My futility finally pushed me to consider lifting the clairvoyant restrictions and using the entire alphabet—date a Barbara or Marsha, maybe even a Dora. But then I met a Cuban woman whose first and last names gave me everything but a second l, and since this was immediate, honest-to-goodness love on both our parts, I figured we could borrow the missing consonant from her sister and maybe still be within the rules. She didn’t own a tutu, but she let on how she used to drink a little rum and dance up a storm with her Havana schoolmates. Besides, she was an enthusiast of tarot, numerology, and all sorts of other ethereal pursuits, and I figured that, if necessary, she could find a cosmological loophole.

My search had ended. Fate had interceded. The wait had been worthwhile. And after years together, our feelings remained intact. So I scoured the city for an appropriate piece of engagement jewelry, which I planned to give her on New Year’s Eve. Her family and friends would be at her parents’ house for dinner, and I figured that following the midnight celebration, everyone could be treated to our great news.

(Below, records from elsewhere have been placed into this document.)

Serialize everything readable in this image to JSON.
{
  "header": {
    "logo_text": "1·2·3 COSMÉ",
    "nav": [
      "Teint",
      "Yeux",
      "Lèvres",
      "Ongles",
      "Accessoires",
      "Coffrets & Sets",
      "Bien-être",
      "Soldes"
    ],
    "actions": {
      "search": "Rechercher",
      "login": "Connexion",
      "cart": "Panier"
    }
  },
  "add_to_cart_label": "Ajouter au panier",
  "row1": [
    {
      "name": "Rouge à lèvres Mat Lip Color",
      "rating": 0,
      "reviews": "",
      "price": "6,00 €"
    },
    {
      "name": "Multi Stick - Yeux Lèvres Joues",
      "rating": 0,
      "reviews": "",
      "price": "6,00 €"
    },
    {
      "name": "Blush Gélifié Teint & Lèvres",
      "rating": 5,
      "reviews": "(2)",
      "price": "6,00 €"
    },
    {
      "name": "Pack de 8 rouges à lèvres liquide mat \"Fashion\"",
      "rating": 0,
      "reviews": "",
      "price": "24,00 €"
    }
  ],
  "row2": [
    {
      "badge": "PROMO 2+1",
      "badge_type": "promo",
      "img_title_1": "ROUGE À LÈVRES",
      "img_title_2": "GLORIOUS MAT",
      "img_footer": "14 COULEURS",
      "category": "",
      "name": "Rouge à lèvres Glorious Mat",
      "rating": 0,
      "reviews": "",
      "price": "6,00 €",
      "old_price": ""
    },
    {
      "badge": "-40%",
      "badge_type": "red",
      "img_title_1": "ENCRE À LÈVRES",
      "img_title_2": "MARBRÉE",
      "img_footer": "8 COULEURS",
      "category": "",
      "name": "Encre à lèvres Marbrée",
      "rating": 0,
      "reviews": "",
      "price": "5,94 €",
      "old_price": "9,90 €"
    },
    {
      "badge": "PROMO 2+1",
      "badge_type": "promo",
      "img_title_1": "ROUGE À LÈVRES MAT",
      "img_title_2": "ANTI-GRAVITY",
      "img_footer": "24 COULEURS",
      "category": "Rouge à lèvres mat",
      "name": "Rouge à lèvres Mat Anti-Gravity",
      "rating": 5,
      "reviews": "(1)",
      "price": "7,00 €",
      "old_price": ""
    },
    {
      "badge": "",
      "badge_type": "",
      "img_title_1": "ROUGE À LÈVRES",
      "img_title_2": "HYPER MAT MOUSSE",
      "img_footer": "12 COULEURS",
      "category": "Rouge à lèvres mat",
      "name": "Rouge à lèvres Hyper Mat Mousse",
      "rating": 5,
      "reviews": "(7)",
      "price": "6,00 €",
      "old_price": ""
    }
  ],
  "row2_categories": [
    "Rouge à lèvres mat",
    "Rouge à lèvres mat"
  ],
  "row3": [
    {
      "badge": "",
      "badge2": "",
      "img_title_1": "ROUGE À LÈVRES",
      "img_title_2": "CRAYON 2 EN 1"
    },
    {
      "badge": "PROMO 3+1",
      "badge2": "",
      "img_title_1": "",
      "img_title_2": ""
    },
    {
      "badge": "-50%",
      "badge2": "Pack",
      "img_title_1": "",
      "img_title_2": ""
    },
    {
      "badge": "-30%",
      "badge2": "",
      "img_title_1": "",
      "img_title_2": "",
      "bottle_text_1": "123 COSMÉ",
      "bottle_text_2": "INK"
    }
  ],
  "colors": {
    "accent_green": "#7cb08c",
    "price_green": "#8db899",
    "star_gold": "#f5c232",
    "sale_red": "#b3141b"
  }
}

But before I could get the deed done, all assembled gathered to listen to the astrological forecasts of a guest named Victor. Year after year, Victor detailed—with incredible precision and uncanny accuracy—the fate of the world for the coming year. Unfortunately, he did so in Spanish, so while 20 Cubans hung on his every word, I palmed the jewelry in my pocket and waited.

When Victor finished, the room was abuzz. I asked what he had said, and my soon-to-be fiancée translated his predictions: tales about wars and personal finances and, naturally, Castro’s fate.

“And what else?” I asked.

“He also said that no one should get married this year, or even engaged,” I was told. “If you do, it’s doomed to failure.”

“And you believe him?”

“Victor is always right about things like this,” she said emphatically. “No way would I ever get married this year.”

It took me a few days to tell her. She kept the jewelry but, given Victor’s estimable track record, refused my overtures. She said we could wait a year, when it would be safe again, when we would be assured of matrimonial success. But by midyear we were history, done in without even having formally tempted fate.

The only thing left for me to do was to consult the psychic again. After all, maybe I had misheard her. Maybe she had said my life partner’s name would include an m, rather than an n. Maybe all these years I should have actually been looking for a Millicent or Maryellen—assuming, of course, that compound names fall within the telepathic framework. Or maybe instead of a ballerina named Illiana, I was supposed to be searching out a lap dancer called Vanilla Shake.

So I called a friend in Vermont to ask if she could track down the psychic’s phone number. I would make an appointment, get an update, ask for additional guidance. It would all become clear. Everything would finally be resolved.

But there was a problem: The psychic had spent a long time in a coma, and had recently died. There would be no update, I realized, no insight for unanswered questions. Instead, I’d be left to forever ponder the same perplexing riddle: Love is l. Or is it? CP